This post may contain affiliate links. As an Amazon Associate, I earn from qualifying purchases. If you buy from my links, at no additional cost to you, I get a small commission so I can buy even more books to review.
Birth of a Chess Queen by Marilyn Yalom
Genre: South American History
Length: 310 pages
First Published: 2001
“Marilyn Yalom has written the rare book that illuminates something that always has been dimly perceived but never articulated, in this case that that the power of the chess queen reflects the evolution of female power in the western world.” —Cleveland Plain Dealer
Everyone knows that the queen is the most dominant piece in chess, but few people know that the game existed for five hundred years without her. It wasn’t until chess became a popular pastime for European royals during the Middle Ages that the queen was born and was gradually empowered to become the king’s fierce warrior and protector.
Birth of the Chess Queen examines the five centuries between the chess queen’s timid emergence in the early days of the Holy Roman Empire to her elevation during the reign of Isabel of Castile. Marilyn Yalom, inspired by a handful of surviving medieval chess queens, traces their origin and spread from Spain, Italy, and Germany to France, England, Scandinavia, and Russia. In a lively and engaging historical investigation, Yalom draws parallels between the rise of the chess queen and the ascent of female sovereigns in Europe, presenting a layered, fascinating history of medieval courts and internal struggles for power.
About Marilyn Yalom
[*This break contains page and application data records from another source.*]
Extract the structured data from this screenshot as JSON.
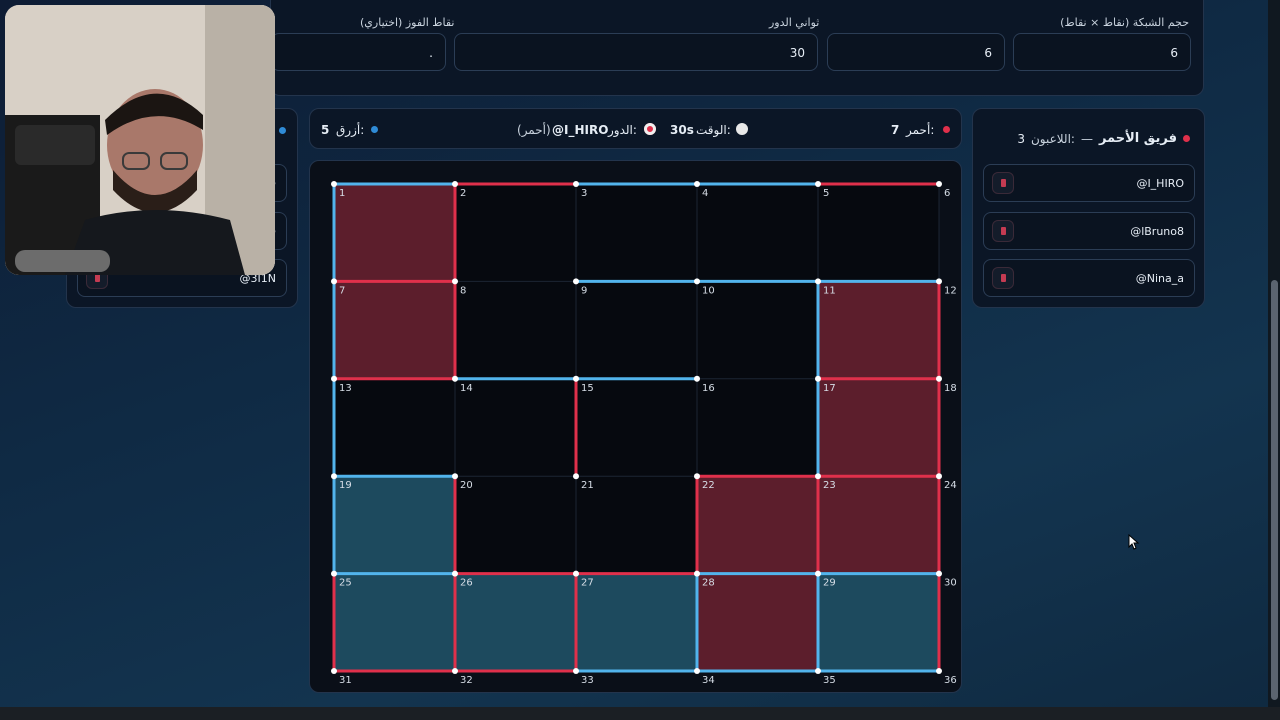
{
  "settings": {
    "grid_size_label": "حجم الشبكة (نقاط × نقاط)",
    "grid_rows_value": "6",
    "grid_cols_value": "6",
    "turn_seconds_label": "ثواني الدور",
    "turn_seconds_value": "30",
    "win_points_label": "نقاط الفوز (اختياري)",
    "win_points_value": "."
  },
  "red_team": {
    "title": "فريق الأحمر",
    "separator": "—",
    "players_label": "اللاعبون:",
    "players_count": "3",
    "players": [
      "@I_HIRO",
      "@lBruno8",
      "@Nina_a"
    ],
    "color": "#e0304b"
  },
  "blue_team": {
    "players": [
      "@",
      "@",
      "@3I1N"
    ],
    "color": "#2f8bd6"
  },
  "status": {
    "red_label": "أحمر:",
    "red_score": "7",
    "timer_label": "الوقت:",
    "timer_value": "30s",
    "turn_label": "الدور:",
    "turn_player": "@I_HIRO",
    "turn_team": "(أحمر)",
    "blue_label": "أزرق:",
    "blue_score": "5",
    "timer_icon": "stopwatch-icon",
    "turn_icon": "target-icon"
  },
  "board": {
    "rows": 6,
    "cols": 6,
    "cells": [
      [
        "red",
        "empty",
        "empty",
        "empty",
        "empty"
      ],
      [
        "red",
        "empty",
        "empty",
        "empty",
        "red"
      ],
      [
        "empty",
        "empty",
        "empty",
        "empty",
        "red"
      ],
      [
        "blue",
        "empty",
        "empty",
        "red",
        "red"
      ],
      [
        "blue",
        "blue",
        "blue",
        "red",
        "blue"
      ]
    ],
    "h_lines": [
      [
        "blue",
        "red",
        "blue",
        "blue",
        "red"
      ],
      [
        "red",
        "none",
        "blue",
        "blue",
        "blue"
      ],
      [
        "red",
        "blue",
        "blue",
        "none",
        "red"
      ],
      [
        "blue",
        "none",
        "none",
        "red",
        "red"
      ],
      [
        "blue",
        "red",
        "red",
        "blue",
        "blue"
      ],
      [
        "red",
        "red",
        "blue",
        "blue",
        "blue"
      ]
    ],
    "v_lines": [
      [
        "blue",
        "red",
        "none",
        "none",
        "none",
        "none"
      ],
      [
        "blue",
        "red",
        "none",
        "none",
        "blue",
        "red"
      ],
      [
        "blue",
        "none",
        "red",
        "none",
        "blue",
        "red"
      ],
      [
        "blue",
        "red",
        "none",
        "red",
        "red",
        "red"
      ],
      [
        "red",
        "red",
        "red",
        "blue",
        "blue",
        "red"
      ]
    ],
    "colors": {
      "red_line": "#e0304b",
      "blue_line": "#52b4ec",
      "red_fill": "#5c1e2c",
      "blue_fill": "#1d4a5e",
      "grid": "#1c2533"
    }
  }
}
Marilyn Yalom was a feminist author and historian. She was a senior scholar at the Clayman Institute for Gender Research at Stanford University, and a professor of French. She served as the institute’s director from 1984 to 1985. Visit the author’s website→